It began as an English/language arts unit in high school classes in which students wrote personal stories with the option to perform them live at a countywide event. “It’s designed to tap into the power of personal narrative and student voice,” Wray said.
The math-specific curriculum is still in early stages—Schaefer is the only teacher who uses it in the district—but Wray wants to see it expanded to all 8th grade math classes.
Eighth grade is a critical year, noted David Yeager, an associate professor of psychology and an expert in “growth mindset” at the University of Texas at Austin. Math performance in that year is one of the biggest predictors of students’ progress in the subject in high school.
So, Yeager and other experts say, helping students get into a positive frame of mind—building their belief that they can get smarter at math with work and the right help—is worthwhile. But there are some cautions involved.
By 8th grade, students already have a history with math—and developing a mindset of growth rather than one predicated on fixed intelligence can be a challenge. “Beliefs change is a tricky thing,” Yeager said. “It doesn’t help to dwell too much on what you used to believe and what you should believe, especially when you’re talking about teenagers. They’re not dying to be told to believe something different.”
For example, one lesson in the StoryStrong curriculum asks students to talk to their families about their math history. That kind of activity could have mixed results: Some research has shown that thinking about family members’ dislike of math can actually encourage a more fixed mindset in children, Yeager said.
But a lot depends on framing, he added. Teachers could take a more forward-looking approach, talking about their class as a place where students are constantly trying to improve.
Studies have shown that community is an important factor in developing mindset: If a student’s peer group doesn’t have a growth mindset, the student is less likely to have one, Yeager said. The StoryStrong program includes some activities that build community around math, asking students to work together to describe a class identity.
The curriculum doesn’t just focus on students’ perception of their abilities, though—it also addresses their emotions. And that reflects a growing interest among psychologists, Yeager said. Researchers are investigating whether recasting feelings of stress and anxiety can be an important part of improving performance.
Yeager said schools should be thinking about how to create “mindset-supportive” environments. But he cautions that attempts to foster more positive attitudes and emotions around math don’t happen in a vacuum.
“Classroom context matters,” he said. If students are told to try hard problems and think creatively but aren’t given opportunities to do that, “the idea that you can learn and improve feels less true.”
Pause and Reflect

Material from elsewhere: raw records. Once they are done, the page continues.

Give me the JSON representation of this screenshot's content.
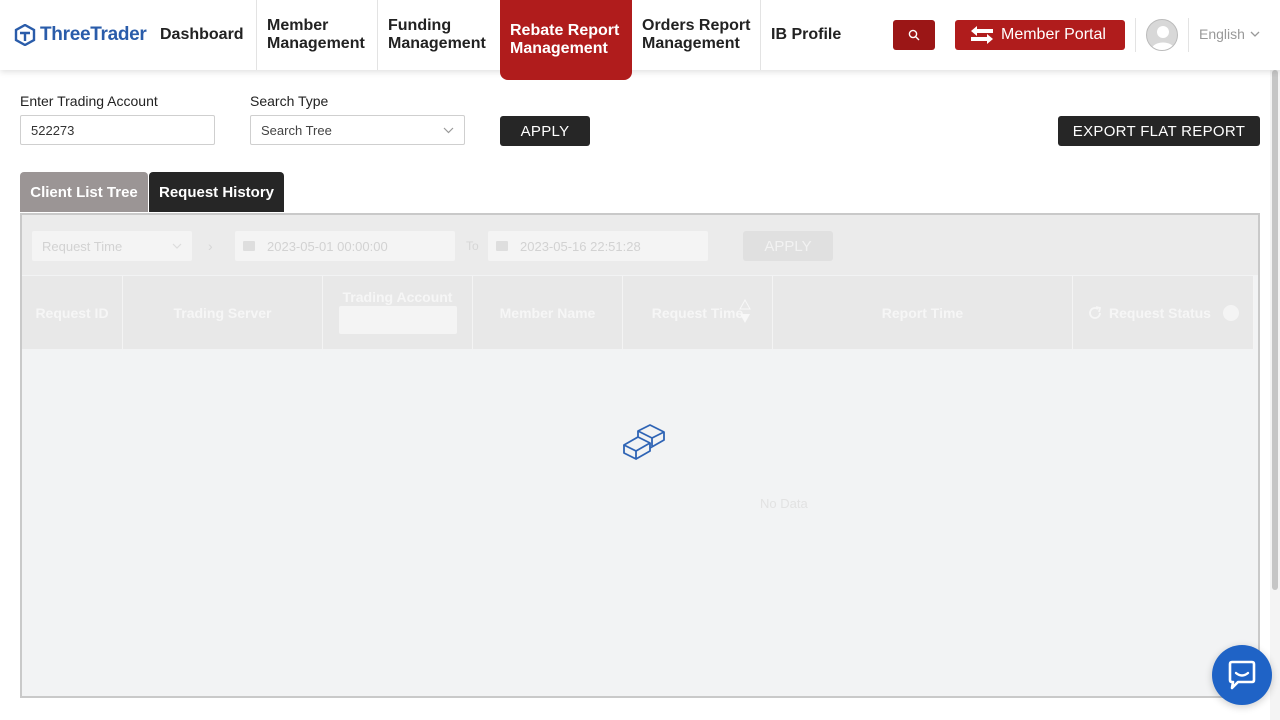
{
  "brand": {
    "name": "ThreeTrader",
    "color": "#2a5caa"
  },
  "nav": {
    "items": [
      {
        "label": "Dashboard"
      },
      {
        "label": "Member Management"
      },
      {
        "label": "Funding Management"
      },
      {
        "label": "Rebate Report Management",
        "active": true
      },
      {
        "label": "Orders Report Management"
      },
      {
        "label": "IB Profile"
      }
    ],
    "search_icon": "search-icon",
    "portal_label": "Member Portal",
    "language": "English"
  },
  "form": {
    "account_label": "Enter Trading Account",
    "account_value": "522273",
    "search_type_label": "Search Type",
    "search_type_value": "Search Tree",
    "apply_label": "APPLY",
    "export_label": "EXPORT FLAT REPORT"
  },
  "tabs": [
    {
      "label": "Client List Tree",
      "active": false
    },
    {
      "label": "Request History",
      "active": true
    }
  ],
  "history": {
    "filter_select": "Request Time",
    "date_from": "2023-05-01 00:00:00",
    "to_label": "To",
    "date_to": "2023-05-16 22:51:28",
    "apply_label": "APPLY",
    "columns": [
      "Request ID",
      "Trading Server",
      "Trading Account",
      "Member Name",
      "Request Time",
      "Report Time",
      "Request Status"
    ],
    "empty_text": "No Data"
  },
  "colors": {
    "accent": "#b01c1c",
    "dark_button": "#262626",
    "chat": "#1f63c6"
  }
}
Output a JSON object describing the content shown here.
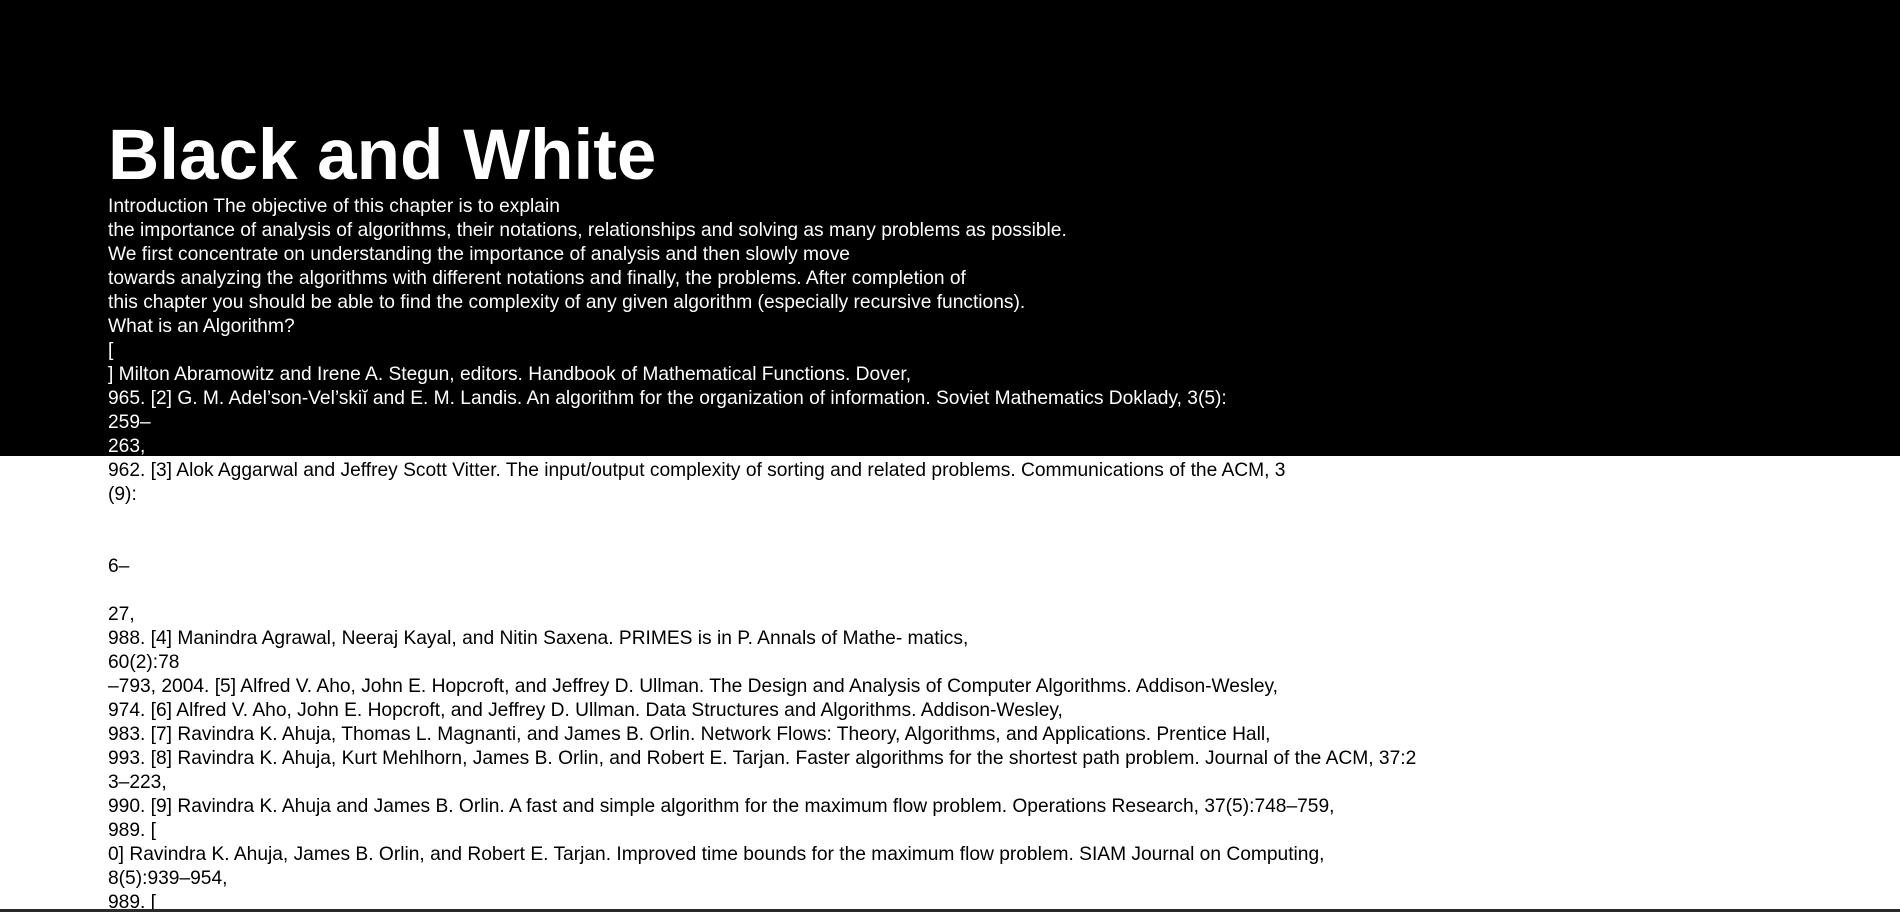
{
  "title": "Black and White",
  "colors": {
    "hero_background": "#000000",
    "hero_text": "#ffffff",
    "page_background": "#ffffff",
    "page_text": "#000000"
  },
  "lines": [
    "Introduction The objective of this chapter is to explain",
    "the importance of analysis of algorithms, their notations, relationships and solving as many problems as possible.",
    "We first concentrate on understanding the importance of analysis and then slowly move",
    "towards analyzing the algorithms with different notations and finally, the problems. After completion of",
    "this chapter you should be able to find the complexity of any given algorithm (especially recursive functions).",
    "What is an Algorithm?",
    "[",
    "] Milton Abramowitz and Irene A. Stegun, editors. Handbook of Mathematical Functions. Dover,",
    "965. [2] G. M. Adel’son-Vel’skiĭ and E. M. Landis. An algorithm for the organization of information. Soviet Mathematics Doklady, 3(5):",
    "259–",
    "263,",
    "962. [3] Alok Aggarwal and Jeffrey Scott Vitter. The input/output complexity of sorting and related problems. Communications of the ACM, 3",
    "(9):",
    "",
    "",
    "6–",
    "",
    "27,",
    "988. [4] Manindra Agrawal, Neeraj Kayal, and Nitin Saxena. PRIMES is in P. Annals of Mathe- matics,",
    "60(2):78",
    "–793, 2004. [5] Alfred V. Aho, John E. Hopcroft, and Jeffrey D. Ullman. The Design and Analysis of Computer Algorithms. Addison-Wesley,",
    "974. [6] Alfred V. Aho, John E. Hopcroft, and Jeffrey D. Ullman. Data Structures and Algorithms. Addison-Wesley,",
    "983. [7] Ravindra K. Ahuja, Thomas L. Magnanti, and James B. Orlin. Network Flows: Theory, Algorithms, and Applications. Prentice Hall,",
    "993. [8] Ravindra K. Ahuja, Kurt Mehlhorn, James B. Orlin, and Robert E. Tarjan. Faster algorithms for the shortest path problem. Journal of the ACM, 37:2",
    "3–223,",
    "990. [9] Ravindra K. Ahuja and James B. Orlin. A fast and simple algorithm for the maximum flow problem. Operations Research, 37(5):748–759,",
    "989. [",
    "0] Ravindra K. Ahuja, James B. Orlin, and Robert E. Tarjan. Improved time bounds for the maximum flow problem. SIAM Journal on Computing,",
    "8(5):939–954,",
    "989. ["
  ]
}
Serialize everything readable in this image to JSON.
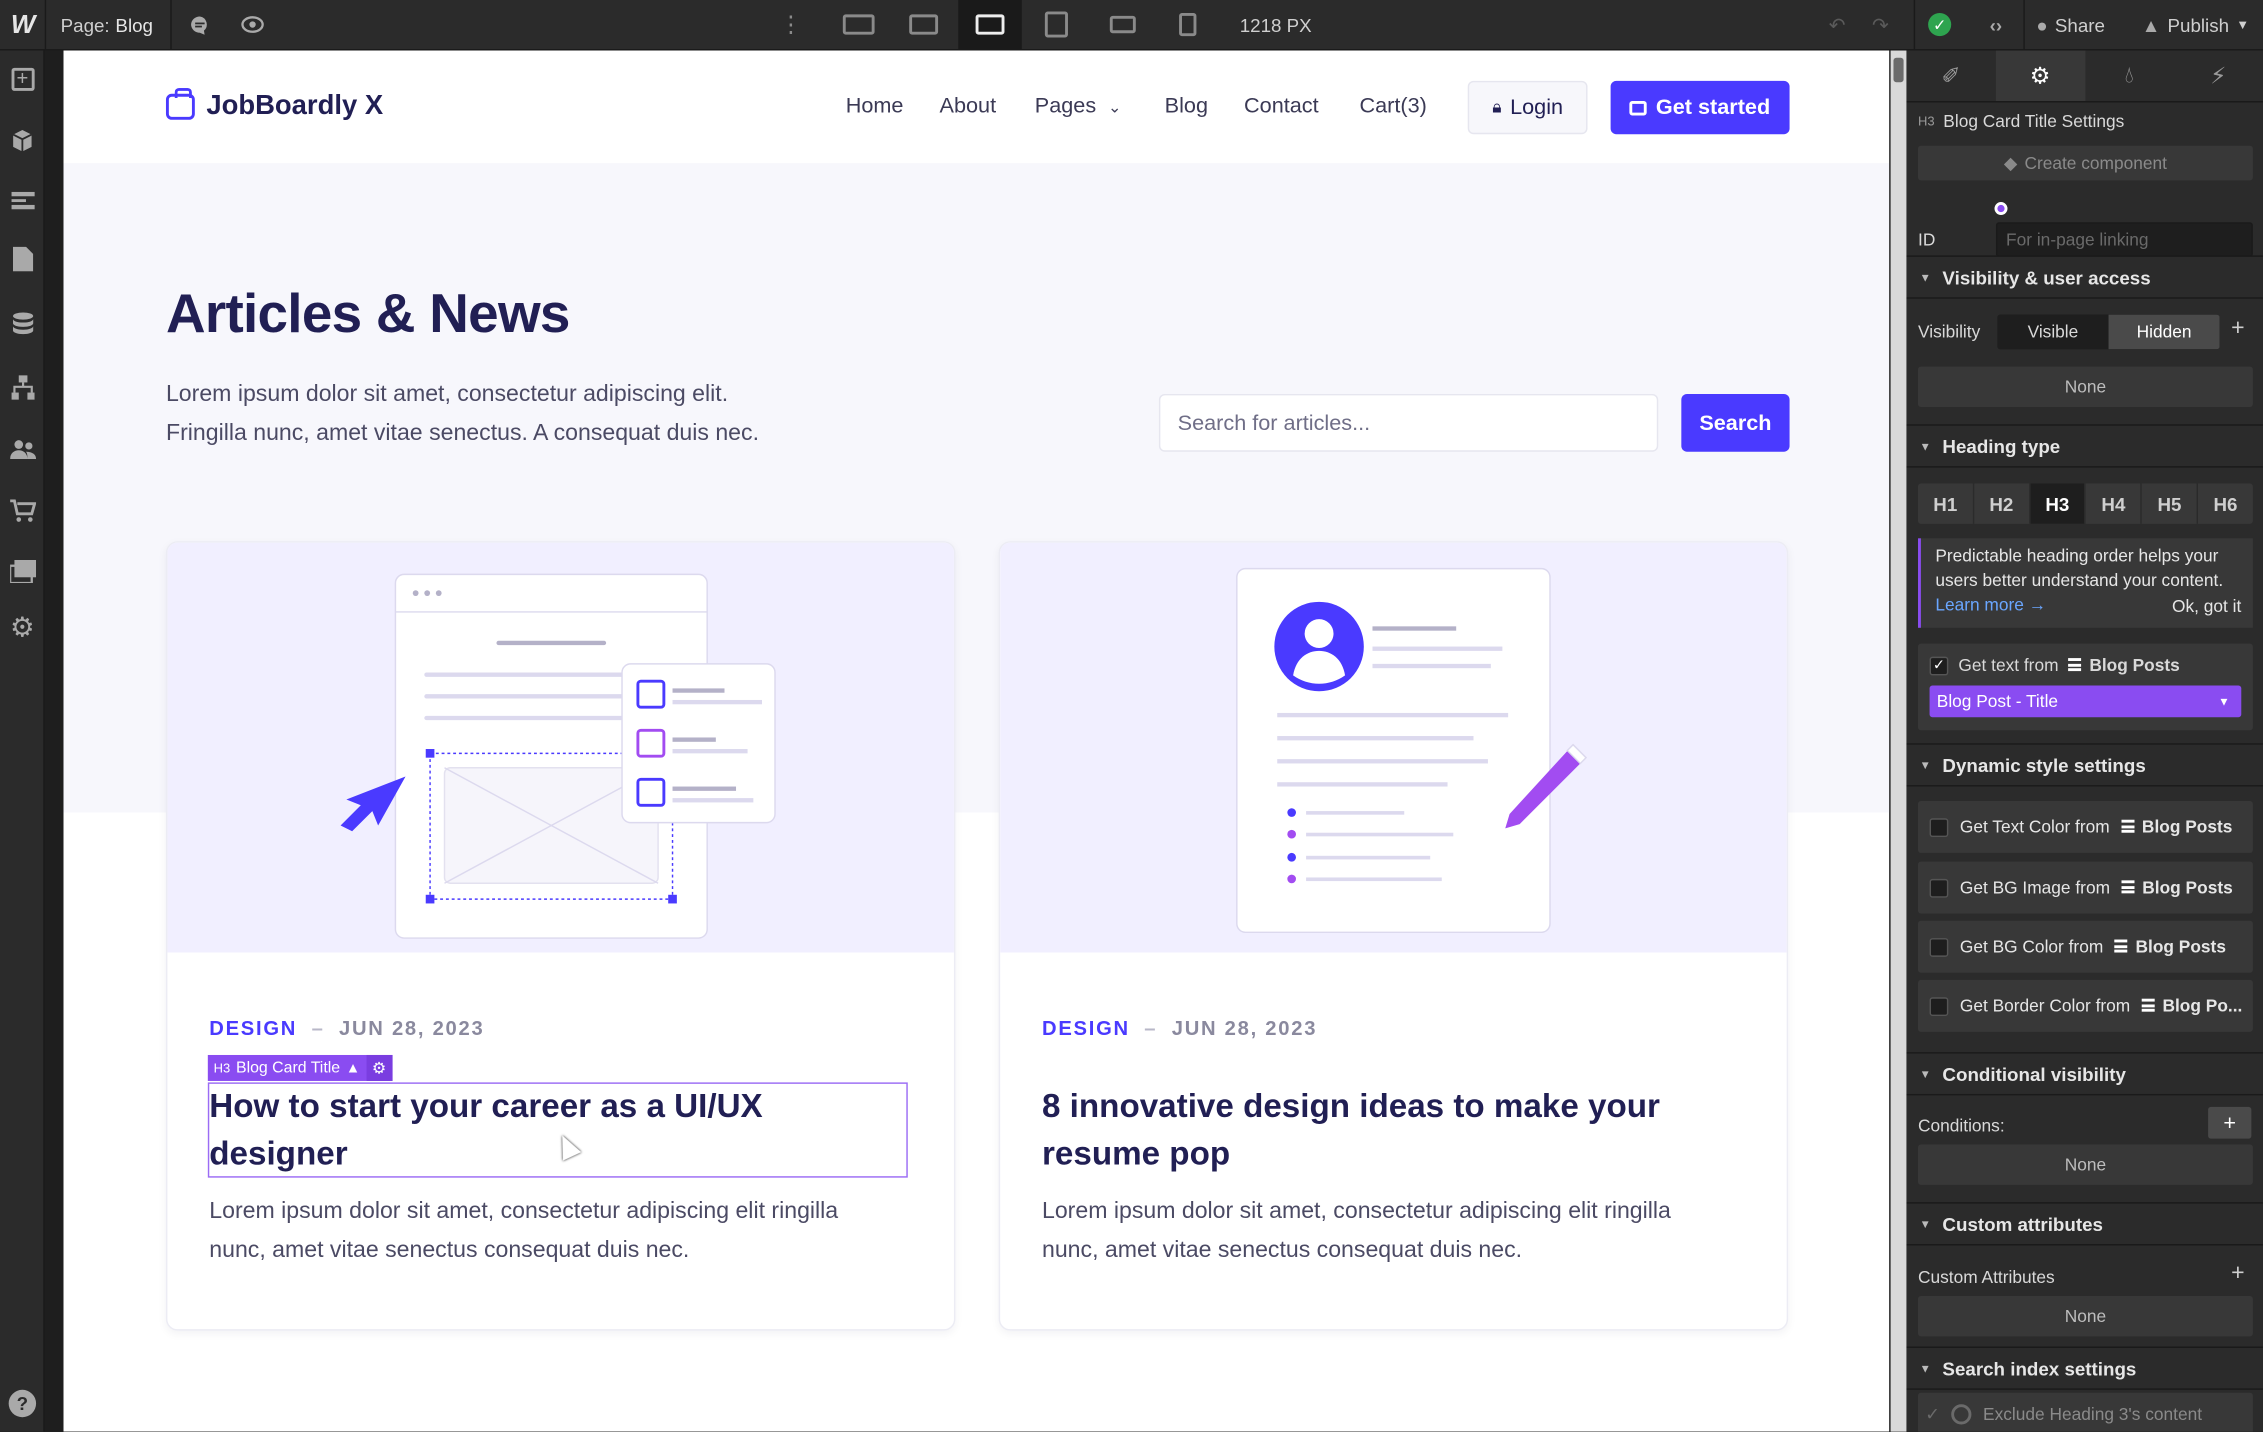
{
  "topbar": {
    "logo": "W",
    "page_label": "Page:",
    "page_name": "Blog",
    "width_readout": "1218 PX",
    "share": "Share",
    "publish": "Publish"
  },
  "site": {
    "brand": "JobBoardly X",
    "nav": [
      "Home",
      "About",
      "Pages",
      "Blog",
      "Contact",
      "Cart(3)"
    ],
    "login": "Login",
    "get_started": "Get started",
    "hero_title": "Articles & News",
    "hero_lead_1": "Lorem ipsum dolor sit amet, consectetur adipiscing elit.",
    "hero_lead_2": "Fringilla nunc, amet vitae senectus. A consequat duis nec.",
    "search_placeholder": "Search for articles...",
    "search_button": "Search",
    "cards": [
      {
        "category": "DESIGN",
        "date": "JUN 28, 2023",
        "title": "How to start your career as a UI/UX designer",
        "excerpt": "Lorem ipsum dolor sit amet, consectetur adipiscing elit ringilla nunc, amet vitae senectus consequat duis nec."
      },
      {
        "category": "DESIGN",
        "date": "JUN 28, 2023",
        "title": "8 innovative design ideas to make your resume pop",
        "excerpt": "Lorem ipsum dolor sit amet, consectetur adipiscing elit ringilla nunc, amet vitae senectus consequat duis nec."
      }
    ],
    "selection_tag_type": "H3",
    "selection_tag_label": "Blog Card Title"
  },
  "panel": {
    "element_tag": "H3",
    "element_title": "Blog Card Title Settings",
    "create_component": "Create component",
    "id_label": "ID",
    "id_placeholder": "For in-page linking",
    "visibility_section": "Visibility & user access",
    "visibility_label": "Visibility",
    "visible": "Visible",
    "hidden": "Hidden",
    "none": "None",
    "heading_type_section": "Heading type",
    "headings": [
      "H1",
      "H2",
      "H3",
      "H4",
      "H5",
      "H6"
    ],
    "selected_heading": "H3",
    "tip_text": "Predictable heading order helps your users better understand your content.",
    "learn_more": "Learn more →",
    "ok_got_it": "Ok, got it",
    "get_text_from": "Get text from",
    "collection": "Blog Posts",
    "bound_field": "Blog Post - Title",
    "dynamic_style_section": "Dynamic style settings",
    "dynamic_rows": [
      {
        "label": "Get Text Color from",
        "source": "Blog Posts"
      },
      {
        "label": "Get BG Image from",
        "source": "Blog Posts"
      },
      {
        "label": "Get BG Color from",
        "source": "Blog Posts"
      },
      {
        "label": "Get Border Color from",
        "source": "Blog Po..."
      }
    ],
    "conditional_section": "Conditional visibility",
    "conditions_label": "Conditions:",
    "custom_attr_section": "Custom attributes",
    "custom_attr_label": "Custom Attributes",
    "search_index_section": "Search index settings",
    "exclude_text": "Exclude Heading 3's content"
  },
  "colors": {
    "brand": "#4a3aff",
    "selection": "#8a4cf1",
    "panel_bg": "#2b2b2b"
  }
}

There aren’t any data yet on the math pilot’s effect on student achievement, Wray said. But anecdotally, Schaefer said, it’s changed some students’ relationship to the subject.
StoryStrong offers an opportunity to pause and reflect on the challenges posed by fears and frustrations, she said. “A lot of times they don’t know what’s holding them back, so they don’t get to move beyond it.”
During the school shutdown, StoryStrong math lessons remain available for Schaefer’s students to access online. But the lessons are optional, she said, and condensed. In distance learning, Schaefer has a lot less time with her students than she would have had if they were in class together.
Normally toward the end of the school year, Schaefer said, she’s talking to her 8th graders about high school. She prompts them to be more self-reliant in class, reminding them that habits of working hard with a can-do attitude will support them as they move to more challenging courses.
Now she’s approaching her distance learning the way she used to approach StoryStrong lessons in the classroom: giving students an outlet to explain how they are feeling—about their math progress, and about the seismic changes the shutdowns have caused. Said Schaefer: “This is an emotional thing.”
A version of this article appeared in the May 06, 2020 edition of Education Week as Who’s Afraid of Math? Turns Out, Lots of Students